Retype all the entries word for word, but omit the pictures.

● ● ● ●

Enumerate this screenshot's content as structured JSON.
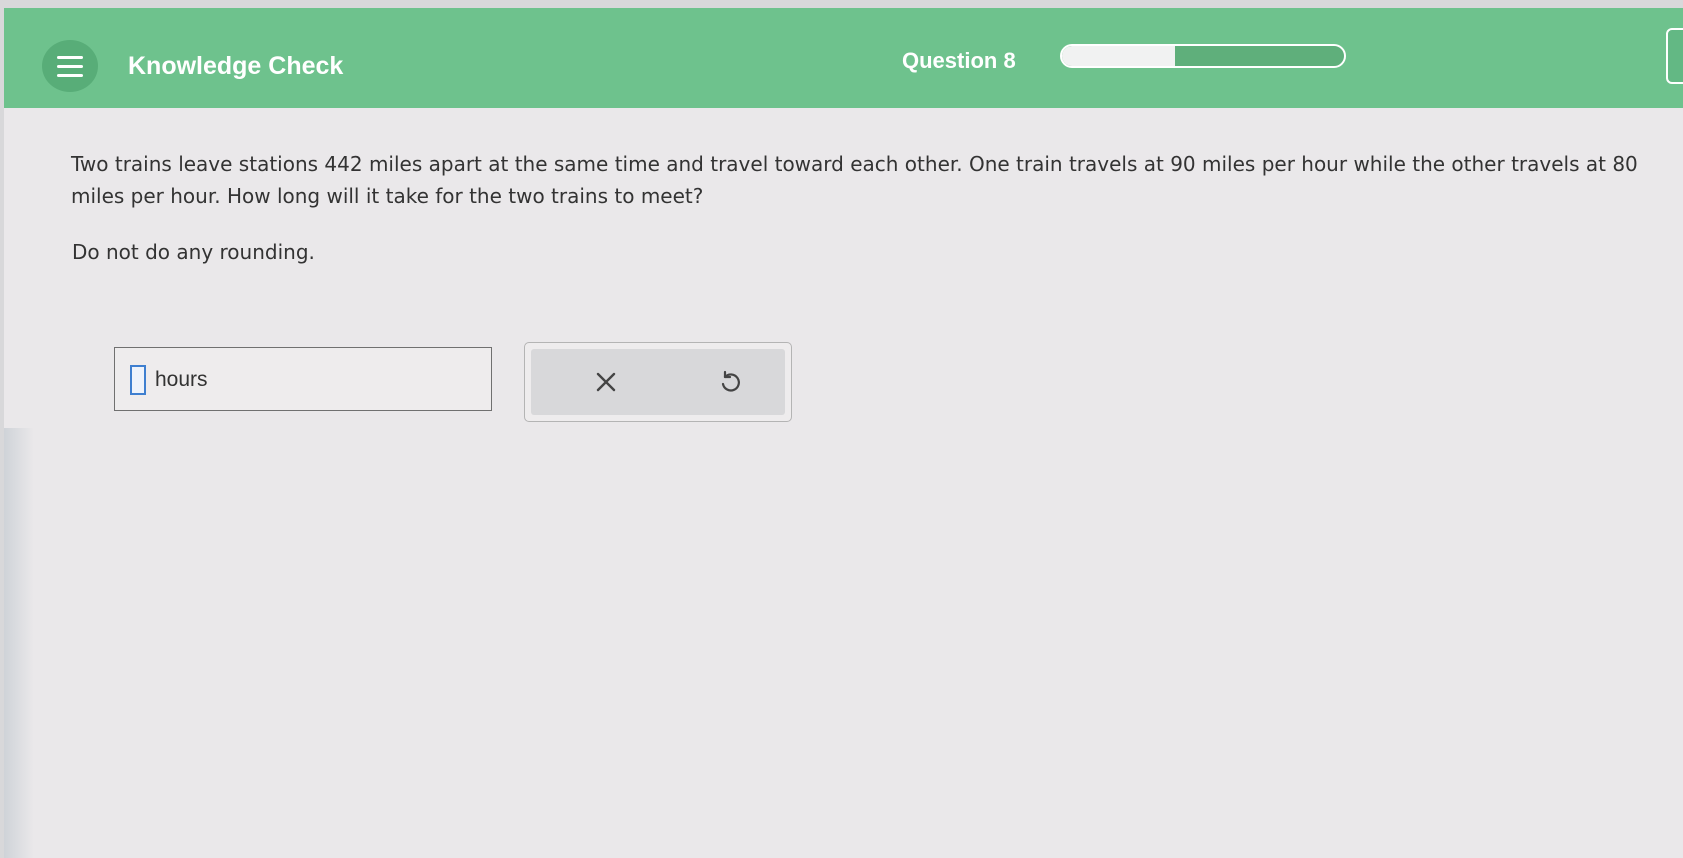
{
  "header": {
    "title": "Knowledge Check",
    "question_label": "Question 8",
    "progress_fraction": 0.4,
    "background_color": "#6ec28d",
    "menu_icon": "hamburger-menu-icon"
  },
  "problem": {
    "text": "Two trains leave stations 442 miles apart at the same time and travel toward each other. One train travels at 90 miles per hour while the other travels at 80 miles per hour. How long will it take for the two trains to meet?",
    "instruction": "Do not do any rounding."
  },
  "answer": {
    "value": "",
    "unit": "hours"
  },
  "actions": {
    "clear_icon": "close-x-icon",
    "undo_icon": "undo-icon"
  }
}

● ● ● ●

▶ ANSWER TO THIS PROBLEM:
Enumerate this screenshot's content as structured JSON.
{
  "header": {
    "title": "Knowledge Check",
    "question_label": "Question 8",
    "progress_fraction": 0.4,
    "background_color": "#6ec28d",
    "menu_icon": "hamburger-menu-icon"
  },
  "problem": {
    "text": "Two trains leave stations 442 miles apart at the same time and travel toward each other. One train travels at 90 miles per hour while the other travels at 80 miles per hour. How long will it take for the two trains to meet?",
    "instruction": "Do not do any rounding."
  },
  "answer": {
    "value": "",
    "unit": "hours"
  },
  "actions": {
    "clear_icon": "close-x-icon",
    "undo_icon": "undo-icon"
  }
}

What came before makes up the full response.